▶ [Task item]:
Each entry below needs to be copied exactly, with nothing dropped.

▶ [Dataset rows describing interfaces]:
-------------------------

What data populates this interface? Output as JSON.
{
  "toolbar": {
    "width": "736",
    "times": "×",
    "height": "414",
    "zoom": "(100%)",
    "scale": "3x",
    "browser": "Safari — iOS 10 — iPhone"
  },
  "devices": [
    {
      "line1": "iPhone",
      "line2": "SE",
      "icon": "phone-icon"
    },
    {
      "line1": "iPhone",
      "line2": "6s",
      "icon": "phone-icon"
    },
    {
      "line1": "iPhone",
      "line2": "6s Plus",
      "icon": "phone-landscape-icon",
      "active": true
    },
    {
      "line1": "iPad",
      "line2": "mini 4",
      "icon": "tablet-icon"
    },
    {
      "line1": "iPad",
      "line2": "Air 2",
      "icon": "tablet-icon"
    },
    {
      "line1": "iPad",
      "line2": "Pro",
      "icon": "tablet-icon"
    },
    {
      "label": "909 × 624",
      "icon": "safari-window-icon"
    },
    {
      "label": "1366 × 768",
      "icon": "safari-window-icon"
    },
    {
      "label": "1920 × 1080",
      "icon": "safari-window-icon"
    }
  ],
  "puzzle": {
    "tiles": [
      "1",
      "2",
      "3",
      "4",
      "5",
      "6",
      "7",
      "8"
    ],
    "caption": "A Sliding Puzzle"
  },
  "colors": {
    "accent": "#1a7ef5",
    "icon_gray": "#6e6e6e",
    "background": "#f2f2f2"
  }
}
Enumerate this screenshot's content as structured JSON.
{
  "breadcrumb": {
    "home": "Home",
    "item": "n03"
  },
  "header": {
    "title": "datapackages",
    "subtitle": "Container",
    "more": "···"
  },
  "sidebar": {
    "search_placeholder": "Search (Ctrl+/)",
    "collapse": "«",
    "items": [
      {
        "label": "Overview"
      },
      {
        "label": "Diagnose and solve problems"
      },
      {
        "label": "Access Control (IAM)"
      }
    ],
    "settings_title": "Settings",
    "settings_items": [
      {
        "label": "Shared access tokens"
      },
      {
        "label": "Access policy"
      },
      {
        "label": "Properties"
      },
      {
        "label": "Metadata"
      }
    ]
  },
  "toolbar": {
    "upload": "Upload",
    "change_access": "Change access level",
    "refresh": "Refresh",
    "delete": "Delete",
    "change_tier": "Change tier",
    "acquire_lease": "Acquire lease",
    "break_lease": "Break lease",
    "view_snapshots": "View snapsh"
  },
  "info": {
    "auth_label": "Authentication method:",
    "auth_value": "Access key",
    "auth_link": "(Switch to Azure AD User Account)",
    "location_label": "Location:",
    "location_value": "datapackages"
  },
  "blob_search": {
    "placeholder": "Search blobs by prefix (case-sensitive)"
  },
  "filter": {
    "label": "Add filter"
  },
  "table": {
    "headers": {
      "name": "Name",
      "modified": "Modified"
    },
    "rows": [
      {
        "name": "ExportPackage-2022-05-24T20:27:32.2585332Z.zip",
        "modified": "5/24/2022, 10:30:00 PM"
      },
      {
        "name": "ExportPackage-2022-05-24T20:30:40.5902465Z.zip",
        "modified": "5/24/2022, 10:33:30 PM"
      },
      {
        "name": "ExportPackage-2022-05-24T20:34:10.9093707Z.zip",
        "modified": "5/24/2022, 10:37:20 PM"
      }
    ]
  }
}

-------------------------

▶ [Exercise result]:
What data populates this interface? Output as JSON.
{
  "toolbar": {
    "width": "736",
    "times": "×",
    "height": "414",
    "zoom": "(100%)",
    "scale": "3x",
    "browser": "Safari — iOS 10 — iPhone"
  },
  "devices": [
    {
      "line1": "iPhone",
      "line2": "SE",
      "icon": "phone-icon"
    },
    {
      "line1": "iPhone",
      "line2": "6s",
      "icon": "phone-icon"
    },
    {
      "line1": "iPhone",
      "line2": "6s Plus",
      "icon": "phone-landscape-icon",
      "active": true
    },
    {
      "line1": "iPad",
      "line2": "mini 4",
      "icon": "tablet-icon"
    },
    {
      "line1": "iPad",
      "line2": "Air 2",
      "icon": "tablet-icon"
    },
    {
      "line1": "iPad",
      "line2": "Pro",
      "icon": "tablet-icon"
    },
    {
      "label": "909 × 624",
      "icon": "safari-window-icon"
    },
    {
      "label": "1366 × 768",
      "icon": "safari-window-icon"
    },
    {
      "label": "1920 × 1080",
      "icon": "safari-window-icon"
    }
  ],
  "puzzle": {
    "tiles": [
      "1",
      "2",
      "3",
      "4",
      "5",
      "6",
      "7",
      "8"
    ],
    "caption": "A Sliding Puzzle"
  },
  "colors": {
    "accent": "#1a7ef5",
    "icon_gray": "#6e6e6e",
    "background": "#f2f2f2"
  }
}
Enumerate this screenshot's content as structured JSON.
{
  "breadcrumb": {
    "home": "Home",
    "item": "n03"
  },
  "header": {
    "title": "datapackages",
    "subtitle": "Container",
    "more": "···"
  },
  "sidebar": {
    "search_placeholder": "Search (Ctrl+/)",
    "collapse": "«",
    "items": [
      {
        "label": "Overview"
      },
      {
        "label": "Diagnose and solve problems"
      },
      {
        "label": "Access Control (IAM)"
      }
    ],
    "settings_title": "Settings",
    "settings_items": [
      {
        "label": "Shared access tokens"
      },
      {
        "label": "Access policy"
      },
      {
        "label": "Properties"
      },
      {
        "label": "Metadata"
      }
    ]
  },
  "toolbar": {
    "upload": "Upload",
    "change_access": "Change access level",
    "refresh": "Refresh",
    "delete": "Delete",
    "change_tier": "Change tier",
    "acquire_lease": "Acquire lease",
    "break_lease": "Break lease",
    "view_snapshots": "View snapsh"
  },
  "info": {
    "auth_label": "Authentication method:",
    "auth_value": "Access key",
    "auth_link": "(Switch to Azure AD User Account)",
    "location_label": "Location:",
    "location_value": "datapackages"
  },
  "blob_search": {
    "placeholder": "Search blobs by prefix (case-sensitive)"
  },
  "filter": {
    "label": "Add filter"
  },
  "table": {
    "headers": {
      "name": "Name",
      "modified": "Modified"
    },
    "rows": [
      {
        "name": "ExportPackage-2022-05-24T20:27:32.2585332Z.zip",
        "modified": "5/24/2022, 10:30:00 PM"
      },
      {
        "name": "ExportPackage-2022-05-24T20:30:40.5902465Z.zip",
        "modified": "5/24/2022, 10:33:30 PM"
      },
      {
        "name": "ExportPackage-2022-05-24T20:34:10.9093707Z.zip",
        "modified": "5/24/2022, 10:37:20 PM"
      }
    ]
  }
}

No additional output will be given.